Administration Wants to House Migrants at Goodfellow, Fort Bliss

Fort Bliss and Goodfellow Air Force Base, both in Texas, have been chosen by the Trump administration to house detained migrants, according to news reports Monday. Defense Secretary Jim Mattis had said Sunday two bases had been picked, although he did not identify them. The Associated Press cited an official who said unaccompanied children would be sent to one base, though it didn’t specify which one, while the other base would be for families of detained migrants. AP said while the Pentagon would provide the land, other agencies would actually run the programs. —Steve Hirsch

Wave of F-22 Pilots Hitting 1,000 Hours of Flight Time

An F-22 pilot, who goes by the call sign “Maj. Ogre,” with the 94th Fighter Squadron at Al Dhafra AB, UAE, recently hit 1,000 hours flight time. He is one of an increasing number of F-22 pilots reaching that milestone, the first such wave in more than 10 years, according to the Air Force. Those who have piloted the F-22 make up a small community; until recently, “there had been more people that have gone into outer space than there are pilots that have flown the F-22,” said “Capt. Maddog,” another F-22 pilot with the 94th. The Air Force said that at least three more F-22 pilots from the squadron are expected to cross the 1,000-hour mark this year. Ogre joined two other pilots from the 94th with 1,000 hours of flight time within a month of each other. —Steve Hirsch

Aerojet Rocketdyne, SMC Expand Engine Development Agreement

Aerojet Rocketdyne and the Air Force signed an agreement Friday to expand the company’s advanced engine development agreement with the Space and Missile Systems Center, the company said Monday. The two sides will expand the agreement not only to develop the upper-stage RL10C-X, but also continue development of the AR1 booster engine development program through production of the first engine. USAF awarded Aerojet Rocketdyne a public-private partnership contract in 2016 to develop a prototype engine to replace the Russian-made RD-180, which powers United Launch Alliance’s Atlas V rocket. The AR1 uses liquid-oxygen (LOX)/kerosene (RP-1) to generate more than 500,000 pounds of thrust, and can power the core stage of medium- to heavy-lift launch vehicles, according to the company. Aerojet Rocketdyne president Eileen Drake said the company is now manufacturing its first complete AR1 engine, which will be ready for hot-fire testing next year. —Steve Hirsch


—The US has moved about 100 transfer cases to the North Korean border, as it prepares to accept the remains of some 200 service members lost during the Korean War: Military Times.

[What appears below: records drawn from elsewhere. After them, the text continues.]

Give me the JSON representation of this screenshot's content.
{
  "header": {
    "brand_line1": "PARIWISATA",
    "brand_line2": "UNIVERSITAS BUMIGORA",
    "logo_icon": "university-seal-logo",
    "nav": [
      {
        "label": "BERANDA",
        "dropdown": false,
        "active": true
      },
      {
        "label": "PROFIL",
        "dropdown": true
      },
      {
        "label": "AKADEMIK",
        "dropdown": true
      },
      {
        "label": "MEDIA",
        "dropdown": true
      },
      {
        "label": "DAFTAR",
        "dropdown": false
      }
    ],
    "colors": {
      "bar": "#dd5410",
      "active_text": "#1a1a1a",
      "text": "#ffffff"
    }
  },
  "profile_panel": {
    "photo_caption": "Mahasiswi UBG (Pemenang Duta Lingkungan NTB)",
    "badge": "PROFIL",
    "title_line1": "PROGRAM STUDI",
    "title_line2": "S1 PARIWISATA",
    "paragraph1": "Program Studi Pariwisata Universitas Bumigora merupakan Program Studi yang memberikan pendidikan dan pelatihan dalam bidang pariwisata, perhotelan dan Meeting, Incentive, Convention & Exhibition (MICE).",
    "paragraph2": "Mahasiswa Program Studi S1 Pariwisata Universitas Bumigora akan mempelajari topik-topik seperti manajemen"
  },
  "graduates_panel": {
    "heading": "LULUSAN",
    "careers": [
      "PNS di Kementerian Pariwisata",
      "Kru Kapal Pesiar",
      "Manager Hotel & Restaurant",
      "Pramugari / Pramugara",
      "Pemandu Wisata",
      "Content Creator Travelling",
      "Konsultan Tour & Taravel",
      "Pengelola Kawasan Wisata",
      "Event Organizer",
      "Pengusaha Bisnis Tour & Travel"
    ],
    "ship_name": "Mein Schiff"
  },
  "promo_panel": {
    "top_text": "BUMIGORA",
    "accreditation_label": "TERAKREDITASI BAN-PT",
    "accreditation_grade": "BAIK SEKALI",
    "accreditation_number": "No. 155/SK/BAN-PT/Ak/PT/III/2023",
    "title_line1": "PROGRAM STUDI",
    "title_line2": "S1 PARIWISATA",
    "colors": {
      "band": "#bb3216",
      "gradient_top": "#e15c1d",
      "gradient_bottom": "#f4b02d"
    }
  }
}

—USAF is considering equipping the B-52 with a new wing pylon that could carry a weapon up to 20,000 pounds, meaning it’s possible the bomber could one day carry the GBU-43/B Massive Ordnance Air Blast, or Mother of All Bombs: Flight Global.

—Lockheed Martin has been awarded a $1.12 billion contract for 16 new F-16 aircraft for the Royal Bahraini Air Force. The foreign military sale is the first sale of Block 70 F-16s: Lockheed Martin release.

—C-130Js assigned to Yokota AB, Japan, participated in Red Flag-Alaska for the first time since the base transitioned from the older H-models: PACAF release.

—The Air Force is working with the Office of Personnel Management and Congress to improve civilian hiring authorities, so it can bring former service members back to work much sooner: Federal News Radio.